Performing Prevention: The Construction of Risk and Its Consequences in Japan during H1N1 2009

Wednesday, July 16, 2014: 8:30 AM
Room: Booth 52
Oral Presentation
Mari ARMSTRONG-HOUGH , Meiji University, Japan
Japanese policy makers and health care providers mirror American Centers for Disease Control (CDC) recommendations for most public health matters, frequently citing them as the gold standard for best practices.  In the case of influenza, however, standard Japanese recommendations and practices significantly diverge from the U.S.-based recommendations. While the CDC recommends that individuals wash their hands frequently and avoid contact with infected people, the Japanese medical associations add frequent gargling and the use of surgical-style masks.
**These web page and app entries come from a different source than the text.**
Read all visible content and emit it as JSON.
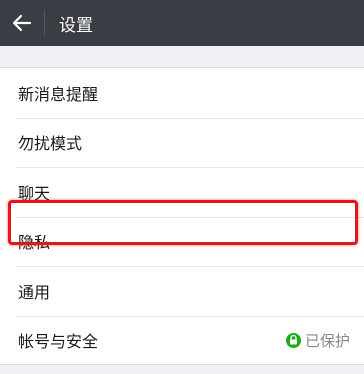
{
  "header": {
    "title": "设置"
  },
  "settings": {
    "items": [
      {
        "label": "新消息提醒"
      },
      {
        "label": "勿扰模式"
      },
      {
        "label": "聊天"
      },
      {
        "label": "隐私"
      },
      {
        "label": "通用"
      },
      {
        "label": "帐号与安全",
        "status": "已保护"
      }
    ]
  },
  "colors": {
    "topbar": "#3a3d43",
    "highlight": "#e0171c",
    "protected_green": "#1aad19"
  },
  "icons": {
    "back": "back-arrow-icon",
    "protected": "lock-icon"
  }
}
The order of priority groups for immunization have also historically differed.  Drawing on approximately 89 semi-structured interviews with patients and medical professionals in Japan and ethnographic fieldwork during the H1N1 outbreak of 2009, this article elaborates on the work of theorist Anthony Giddens to examine continuing differences in prevention practices in the face of communicable disease outbreaks like H1N1. The concept of risk creates the possibility for prevention—behaviors intended to “reorganize the future of suffering” (Frankenberg 1993); Giddens calls this the “colonization” of the future (Giddens 1991: 111).  But the risk society also necessitates the development of techniques for maintaining ontological security.  I argue that faith-like acceptance of recommendations produced by systems of expert knowledge such as medicine and public health is one way to maintain ontological security when normalcy is interrupted, as in the pandemic H1N1 influenza outbreak during 2009.